▶ _YOUR TASK_:
Reproduce every line that appears below, precisely and completely.

SUPPLIED INFORMATION: Begin

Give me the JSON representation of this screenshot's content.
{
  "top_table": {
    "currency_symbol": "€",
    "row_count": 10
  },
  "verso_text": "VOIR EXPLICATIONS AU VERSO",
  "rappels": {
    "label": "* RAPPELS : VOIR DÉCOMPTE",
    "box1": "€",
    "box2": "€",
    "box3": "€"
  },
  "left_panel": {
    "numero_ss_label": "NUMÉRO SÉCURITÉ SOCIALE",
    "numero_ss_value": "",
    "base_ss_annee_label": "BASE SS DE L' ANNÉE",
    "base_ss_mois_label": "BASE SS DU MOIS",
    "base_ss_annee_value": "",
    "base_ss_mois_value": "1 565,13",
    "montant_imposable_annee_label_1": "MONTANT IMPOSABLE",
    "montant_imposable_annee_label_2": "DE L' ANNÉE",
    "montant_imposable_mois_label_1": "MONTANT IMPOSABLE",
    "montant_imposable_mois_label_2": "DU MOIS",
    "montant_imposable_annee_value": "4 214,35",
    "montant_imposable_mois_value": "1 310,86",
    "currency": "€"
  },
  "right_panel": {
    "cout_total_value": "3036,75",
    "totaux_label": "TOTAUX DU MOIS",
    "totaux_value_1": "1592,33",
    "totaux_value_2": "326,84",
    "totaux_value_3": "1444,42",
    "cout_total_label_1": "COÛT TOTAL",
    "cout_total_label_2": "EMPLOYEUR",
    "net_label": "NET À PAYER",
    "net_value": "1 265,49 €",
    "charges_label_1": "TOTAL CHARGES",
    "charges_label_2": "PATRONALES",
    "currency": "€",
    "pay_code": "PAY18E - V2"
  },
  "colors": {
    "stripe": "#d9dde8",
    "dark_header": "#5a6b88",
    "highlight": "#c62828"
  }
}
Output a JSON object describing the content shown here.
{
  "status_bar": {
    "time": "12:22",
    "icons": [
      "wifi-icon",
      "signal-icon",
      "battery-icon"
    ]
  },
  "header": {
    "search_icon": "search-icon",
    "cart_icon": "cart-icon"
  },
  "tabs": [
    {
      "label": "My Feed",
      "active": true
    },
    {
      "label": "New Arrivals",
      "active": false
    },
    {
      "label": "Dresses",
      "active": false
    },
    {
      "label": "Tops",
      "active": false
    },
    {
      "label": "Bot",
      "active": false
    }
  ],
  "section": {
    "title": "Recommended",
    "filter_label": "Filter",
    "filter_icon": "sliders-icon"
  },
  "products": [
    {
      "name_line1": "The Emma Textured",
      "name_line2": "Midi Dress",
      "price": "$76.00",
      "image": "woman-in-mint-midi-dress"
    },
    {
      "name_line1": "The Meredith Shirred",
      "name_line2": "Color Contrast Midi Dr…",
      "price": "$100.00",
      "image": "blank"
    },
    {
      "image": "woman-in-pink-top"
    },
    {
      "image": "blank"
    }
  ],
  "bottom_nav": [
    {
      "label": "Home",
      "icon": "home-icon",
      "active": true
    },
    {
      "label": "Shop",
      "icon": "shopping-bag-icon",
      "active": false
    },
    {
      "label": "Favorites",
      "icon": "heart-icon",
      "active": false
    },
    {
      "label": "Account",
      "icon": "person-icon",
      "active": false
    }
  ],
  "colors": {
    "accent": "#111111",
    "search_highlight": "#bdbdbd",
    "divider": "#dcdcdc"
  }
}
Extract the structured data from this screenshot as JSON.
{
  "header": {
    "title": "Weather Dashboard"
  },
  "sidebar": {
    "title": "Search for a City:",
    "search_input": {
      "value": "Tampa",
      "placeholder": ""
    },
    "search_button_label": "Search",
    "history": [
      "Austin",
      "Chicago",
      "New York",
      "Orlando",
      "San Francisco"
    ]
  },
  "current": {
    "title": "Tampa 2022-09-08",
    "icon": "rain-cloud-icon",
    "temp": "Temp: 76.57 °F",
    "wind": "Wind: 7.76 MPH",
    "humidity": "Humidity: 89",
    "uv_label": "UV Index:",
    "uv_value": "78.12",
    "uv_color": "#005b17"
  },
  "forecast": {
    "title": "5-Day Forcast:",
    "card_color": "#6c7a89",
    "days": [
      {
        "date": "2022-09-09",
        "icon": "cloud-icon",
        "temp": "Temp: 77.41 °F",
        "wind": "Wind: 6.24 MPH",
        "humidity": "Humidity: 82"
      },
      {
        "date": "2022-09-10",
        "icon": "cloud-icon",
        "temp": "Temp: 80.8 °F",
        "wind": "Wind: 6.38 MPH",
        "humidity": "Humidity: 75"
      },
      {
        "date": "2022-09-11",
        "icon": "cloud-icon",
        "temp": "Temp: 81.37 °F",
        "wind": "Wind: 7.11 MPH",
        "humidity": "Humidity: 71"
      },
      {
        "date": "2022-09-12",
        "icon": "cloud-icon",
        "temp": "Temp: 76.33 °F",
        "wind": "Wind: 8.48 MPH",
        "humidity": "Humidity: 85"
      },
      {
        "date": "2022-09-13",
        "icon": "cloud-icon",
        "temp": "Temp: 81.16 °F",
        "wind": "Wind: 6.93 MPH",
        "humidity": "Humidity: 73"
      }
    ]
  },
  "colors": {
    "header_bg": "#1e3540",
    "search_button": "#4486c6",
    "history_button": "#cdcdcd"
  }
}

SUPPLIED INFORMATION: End

▶ _FINISHED TASK_:
Give me the JSON representation of this screenshot's content.
{
  "top_table": {
    "currency_symbol": "€",
    "row_count": 10
  },
  "verso_text": "VOIR EXPLICATIONS AU VERSO",
  "rappels": {
    "label": "* RAPPELS : VOIR DÉCOMPTE",
    "box1": "€",
    "box2": "€",
    "box3": "€"
  },
  "left_panel": {
    "numero_ss_label": "NUMÉRO SÉCURITÉ SOCIALE",
    "numero_ss_value": "",
    "base_ss_annee_label": "BASE SS DE L' ANNÉE",
    "base_ss_mois_label": "BASE SS DU MOIS",
    "base_ss_annee_value": "",
    "base_ss_mois_value": "1 565,13",
    "montant_imposable_annee_label_1": "MONTANT IMPOSABLE",
    "montant_imposable_annee_label_2": "DE L' ANNÉE",
    "montant_imposable_mois_label_1": "MONTANT IMPOSABLE",
    "montant_imposable_mois_label_2": "DU MOIS",
    "montant_imposable_annee_value": "4 214,35",
    "montant_imposable_mois_value": "1 310,86",
    "currency": "€"
  },
  "right_panel": {
    "cout_total_value": "3036,75",
    "totaux_label": "TOTAUX DU MOIS",
    "totaux_value_1": "1592,33",
    "totaux_value_2": "326,84",
    "totaux_value_3": "1444,42",
    "cout_total_label_1": "COÛT TOTAL",
    "cout_total_label_2": "EMPLOYEUR",
    "net_label": "NET À PAYER",
    "net_value": "1 265,49 €",
    "charges_label_1": "TOTAL CHARGES",
    "charges_label_2": "PATRONALES",
    "currency": "€",
    "pay_code": "PAY18E - V2"
  },
  "colors": {
    "stripe": "#d9dde8",
    "dark_header": "#5a6b88",
    "highlight": "#c62828"
  }
}
Output a JSON object describing the content shown here.
{
  "status_bar": {
    "time": "12:22",
    "icons": [
      "wifi-icon",
      "signal-icon",
      "battery-icon"
    ]
  },
  "header": {
    "search_icon": "search-icon",
    "cart_icon": "cart-icon"
  },
  "tabs": [
    {
      "label": "My Feed",
      "active": true
    },
    {
      "label": "New Arrivals",
      "active": false
    },
    {
      "label": "Dresses",
      "active": false
    },
    {
      "label": "Tops",
      "active": false
    },
    {
      "label": "Bot",
      "active": false
    }
  ],
  "section": {
    "title": "Recommended",
    "filter_label": "Filter",
    "filter_icon": "sliders-icon"
  },
  "products": [
    {
      "name_line1": "The Emma Textured",
      "name_line2": "Midi Dress",
      "price": "$76.00",
      "image": "woman-in-mint-midi-dress"
    },
    {
      "name_line1": "The Meredith Shirred",
      "name_line2": "Color Contrast Midi Dr…",
      "price": "$100.00",
      "image": "blank"
    },
    {
      "image": "woman-in-pink-top"
    },
    {
      "image": "blank"
    }
  ],
  "bottom_nav": [
    {
      "label": "Home",
      "icon": "home-icon",
      "active": true
    },
    {
      "label": "Shop",
      "icon": "shopping-bag-icon",
      "active": false
    },
    {
      "label": "Favorites",
      "icon": "heart-icon",
      "active": false
    },
    {
      "label": "Account",
      "icon": "person-icon",
      "active": false
    }
  ],
  "colors": {
    "accent": "#111111",
    "search_highlight": "#bdbdbd",
    "divider": "#dcdcdc"
  }
}
Extract the structured data from this screenshot as JSON.
{
  "header": {
    "title": "Weather Dashboard"
  },
  "sidebar": {
    "title": "Search for a City:",
    "search_input": {
      "value": "Tampa",
      "placeholder": ""
    },
    "search_button_label": "Search",
    "history": [
      "Austin",
      "Chicago",
      "New York",
      "Orlando",
      "San Francisco"
    ]
  },
  "current": {
    "title": "Tampa 2022-09-08",
    "icon": "rain-cloud-icon",
    "temp": "Temp: 76.57 °F",
    "wind": "Wind: 7.76 MPH",
    "humidity": "Humidity: 89",
    "uv_label": "UV Index:",
    "uv_value": "78.12",
    "uv_color": "#005b17"
  },
  "forecast": {
    "title": "5-Day Forcast:",
    "card_color": "#6c7a89",
    "days": [
      {
        "date": "2022-09-09",
        "icon": "cloud-icon",
        "temp": "Temp: 77.41 °F",
        "wind": "Wind: 6.24 MPH",
        "humidity": "Humidity: 82"
      },
      {
        "date": "2022-09-10",
        "icon": "cloud-icon",
        "temp": "Temp: 80.8 °F",
        "wind": "Wind: 6.38 MPH",
        "humidity": "Humidity: 75"
      },
      {
        "date": "2022-09-11",
        "icon": "cloud-icon",
        "temp": "Temp: 81.37 °F",
        "wind": "Wind: 7.11 MPH",
        "humidity": "Humidity: 71"
      },
      {
        "date": "2022-09-12",
        "icon": "cloud-icon",
        "temp": "Temp: 76.33 °F",
        "wind": "Wind: 8.48 MPH",
        "humidity": "Humidity: 85"
      },
      {
        "date": "2022-09-13",
        "icon": "cloud-icon",
        "temp": "Temp: 81.16 °F",
        "wind": "Wind: 6.93 MPH",
        "humidity": "Humidity: 73"
      }
    ]
  },
  "colors": {
    "header_bg": "#1e3540",
    "search_button": "#4486c6",
    "history_button": "#cdcdcd"
  }
}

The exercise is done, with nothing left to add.